To see two lovers meet, my dear,

And hear what they had to say,
I wanted to hear a little of their minds,

Before I went away.
"Come sit you down by me my girl,

Come sit you down on the green, It has been three quarters of a long year, or

Since together we have been.'
. I can't sit down, nor I wont sit down,

For I've not one moment of time;
And more than that you've another true love,

And your heart is none of mine.
Don't you remember, kind sir,' said she,

‘A:s your arm lay around my waist, You'd have made me believe by the false oath you

That the sun did arise in the west.
•That the sun did arise in the west, my dear,

And then return'd to the east,
And when I came to my senses again

I found it was nought but a jest.
I never will believe what a young man says

Let him be black, white or brown,
Except when he sits on a high gallows top,
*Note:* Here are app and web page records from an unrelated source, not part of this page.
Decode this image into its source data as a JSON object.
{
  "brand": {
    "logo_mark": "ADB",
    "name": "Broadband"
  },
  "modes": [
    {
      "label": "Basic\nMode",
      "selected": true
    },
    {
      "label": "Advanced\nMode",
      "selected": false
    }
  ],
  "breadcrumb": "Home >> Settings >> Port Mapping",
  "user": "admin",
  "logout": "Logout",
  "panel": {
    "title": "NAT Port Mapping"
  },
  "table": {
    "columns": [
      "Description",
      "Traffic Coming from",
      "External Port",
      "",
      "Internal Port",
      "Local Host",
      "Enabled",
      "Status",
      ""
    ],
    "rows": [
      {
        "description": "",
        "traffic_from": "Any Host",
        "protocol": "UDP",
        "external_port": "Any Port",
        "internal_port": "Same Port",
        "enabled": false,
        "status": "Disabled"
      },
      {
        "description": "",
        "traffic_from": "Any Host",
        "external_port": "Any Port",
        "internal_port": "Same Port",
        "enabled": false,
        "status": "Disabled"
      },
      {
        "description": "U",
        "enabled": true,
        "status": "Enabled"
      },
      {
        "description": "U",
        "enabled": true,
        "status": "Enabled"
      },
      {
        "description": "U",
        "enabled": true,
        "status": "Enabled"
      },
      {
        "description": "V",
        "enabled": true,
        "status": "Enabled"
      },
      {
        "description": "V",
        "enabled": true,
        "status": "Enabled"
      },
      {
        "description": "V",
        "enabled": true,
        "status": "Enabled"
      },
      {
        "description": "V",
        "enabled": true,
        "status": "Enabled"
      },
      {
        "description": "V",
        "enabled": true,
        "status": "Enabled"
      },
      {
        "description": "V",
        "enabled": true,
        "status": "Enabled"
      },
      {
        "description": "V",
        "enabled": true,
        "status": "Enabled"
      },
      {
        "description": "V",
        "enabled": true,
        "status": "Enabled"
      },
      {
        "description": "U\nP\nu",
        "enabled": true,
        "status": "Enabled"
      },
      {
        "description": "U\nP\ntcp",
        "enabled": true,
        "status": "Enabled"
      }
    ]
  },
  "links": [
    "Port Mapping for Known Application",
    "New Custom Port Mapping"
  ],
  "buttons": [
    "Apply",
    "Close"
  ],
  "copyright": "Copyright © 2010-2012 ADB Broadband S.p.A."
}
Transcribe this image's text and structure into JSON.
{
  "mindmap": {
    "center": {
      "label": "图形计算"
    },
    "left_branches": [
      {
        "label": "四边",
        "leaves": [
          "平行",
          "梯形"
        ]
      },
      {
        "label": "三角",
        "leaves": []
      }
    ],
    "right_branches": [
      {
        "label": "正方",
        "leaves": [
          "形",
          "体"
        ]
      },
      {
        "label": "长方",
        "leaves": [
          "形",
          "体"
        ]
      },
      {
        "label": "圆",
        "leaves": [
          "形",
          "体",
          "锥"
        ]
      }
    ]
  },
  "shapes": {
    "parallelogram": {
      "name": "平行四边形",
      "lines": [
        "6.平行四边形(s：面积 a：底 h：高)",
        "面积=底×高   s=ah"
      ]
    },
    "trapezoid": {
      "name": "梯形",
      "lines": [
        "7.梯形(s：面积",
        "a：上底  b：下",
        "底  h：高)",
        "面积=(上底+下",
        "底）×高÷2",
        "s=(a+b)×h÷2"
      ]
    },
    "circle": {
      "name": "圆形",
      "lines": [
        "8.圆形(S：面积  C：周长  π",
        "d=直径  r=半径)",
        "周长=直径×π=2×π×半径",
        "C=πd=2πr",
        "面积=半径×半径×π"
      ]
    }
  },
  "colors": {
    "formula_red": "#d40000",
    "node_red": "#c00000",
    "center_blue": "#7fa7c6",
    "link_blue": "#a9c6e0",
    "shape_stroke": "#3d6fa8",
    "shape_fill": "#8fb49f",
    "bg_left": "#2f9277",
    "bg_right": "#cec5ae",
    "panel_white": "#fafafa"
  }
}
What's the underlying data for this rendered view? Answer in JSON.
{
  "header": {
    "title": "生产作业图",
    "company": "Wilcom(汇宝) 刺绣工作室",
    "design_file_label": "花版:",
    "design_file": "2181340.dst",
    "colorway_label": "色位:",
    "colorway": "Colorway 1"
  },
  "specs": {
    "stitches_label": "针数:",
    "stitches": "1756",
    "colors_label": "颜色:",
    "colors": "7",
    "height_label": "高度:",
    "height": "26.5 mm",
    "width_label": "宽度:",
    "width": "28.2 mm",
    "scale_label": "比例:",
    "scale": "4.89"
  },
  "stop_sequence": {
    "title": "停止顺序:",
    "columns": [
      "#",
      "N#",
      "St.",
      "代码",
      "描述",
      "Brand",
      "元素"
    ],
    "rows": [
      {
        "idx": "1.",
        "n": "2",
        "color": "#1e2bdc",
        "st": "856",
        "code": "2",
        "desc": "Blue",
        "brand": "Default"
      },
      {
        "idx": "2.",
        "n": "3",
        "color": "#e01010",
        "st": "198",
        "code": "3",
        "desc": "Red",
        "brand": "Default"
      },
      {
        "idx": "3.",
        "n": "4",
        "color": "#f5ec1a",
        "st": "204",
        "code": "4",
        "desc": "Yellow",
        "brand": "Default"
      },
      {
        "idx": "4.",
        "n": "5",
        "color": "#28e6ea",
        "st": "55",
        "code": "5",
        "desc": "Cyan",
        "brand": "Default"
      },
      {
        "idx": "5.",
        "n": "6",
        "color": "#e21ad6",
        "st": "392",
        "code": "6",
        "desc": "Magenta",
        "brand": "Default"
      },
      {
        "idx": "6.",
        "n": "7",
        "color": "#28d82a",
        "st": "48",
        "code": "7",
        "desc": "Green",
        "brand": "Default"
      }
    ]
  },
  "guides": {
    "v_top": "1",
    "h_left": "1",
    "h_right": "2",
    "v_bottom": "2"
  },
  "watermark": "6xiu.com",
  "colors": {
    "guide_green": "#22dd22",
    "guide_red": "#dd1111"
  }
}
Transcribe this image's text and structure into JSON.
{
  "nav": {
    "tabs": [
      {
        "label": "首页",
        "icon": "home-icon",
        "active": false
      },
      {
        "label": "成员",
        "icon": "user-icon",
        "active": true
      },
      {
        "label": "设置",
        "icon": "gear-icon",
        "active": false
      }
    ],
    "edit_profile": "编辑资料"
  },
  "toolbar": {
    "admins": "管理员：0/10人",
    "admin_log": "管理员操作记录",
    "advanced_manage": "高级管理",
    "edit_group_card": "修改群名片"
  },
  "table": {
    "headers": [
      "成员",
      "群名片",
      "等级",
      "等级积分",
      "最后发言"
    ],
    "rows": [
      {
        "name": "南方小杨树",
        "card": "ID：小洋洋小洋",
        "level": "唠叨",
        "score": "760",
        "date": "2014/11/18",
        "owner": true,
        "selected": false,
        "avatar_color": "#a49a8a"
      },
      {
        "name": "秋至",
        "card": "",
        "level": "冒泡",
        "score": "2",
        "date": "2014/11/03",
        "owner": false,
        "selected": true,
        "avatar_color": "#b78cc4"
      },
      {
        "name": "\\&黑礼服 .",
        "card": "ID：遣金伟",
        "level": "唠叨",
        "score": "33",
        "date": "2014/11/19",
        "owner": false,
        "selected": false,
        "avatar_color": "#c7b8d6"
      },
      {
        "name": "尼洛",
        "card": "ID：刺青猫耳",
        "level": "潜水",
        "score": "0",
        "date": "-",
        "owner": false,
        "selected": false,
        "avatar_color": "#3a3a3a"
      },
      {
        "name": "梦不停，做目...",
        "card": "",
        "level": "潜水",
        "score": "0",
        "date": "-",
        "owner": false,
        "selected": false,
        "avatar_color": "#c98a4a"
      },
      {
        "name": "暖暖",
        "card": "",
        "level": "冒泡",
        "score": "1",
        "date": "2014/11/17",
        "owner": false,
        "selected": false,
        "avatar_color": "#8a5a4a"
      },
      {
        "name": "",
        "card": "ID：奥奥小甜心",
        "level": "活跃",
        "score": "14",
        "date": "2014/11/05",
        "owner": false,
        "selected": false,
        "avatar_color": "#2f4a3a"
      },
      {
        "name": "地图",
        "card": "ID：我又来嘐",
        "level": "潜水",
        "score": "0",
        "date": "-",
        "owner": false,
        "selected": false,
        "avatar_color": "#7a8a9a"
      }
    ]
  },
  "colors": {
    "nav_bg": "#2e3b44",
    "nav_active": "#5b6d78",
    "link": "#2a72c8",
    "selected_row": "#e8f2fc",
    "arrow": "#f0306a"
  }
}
And says he would fain ome down.

“And says he would fain come down, my dear,

That he would not like to be hung, Young men's words are hard to believe,

For they vow to many a one. "I never will believe young men more

For they will flatter and lie, And when they have gain’d your affection, then

Adieu to my girl and good by.'



dream.' I've gaz'd upon thy sunny smile,

In silent joy;
I've mark'd the rose tint on thy cheek

Thy beauteous eye.
I've seen thy beauty ripen more,

And stronger glow;
I saw thee in thy youthful prime

I see thee now!
I've view'd the early rose, at morn,

Whose fragrant sigh
Breath'd sweetness to the summer air,

And fow’rets nigh:
I look'd at eve-alas! the storm

Had spoil'd the gem;
Its leaves were scatter'd-none remain'd

Upon the stem.
I've wept to think that age will cim

Thy beaming eye;
That care may wash from off thy cheek

The sweetest dye.
To mark the change would break my heart,

If swiftly wrought;
But care and sorrow slowly steal

And damp each thought.

« ForrigeFortsæt »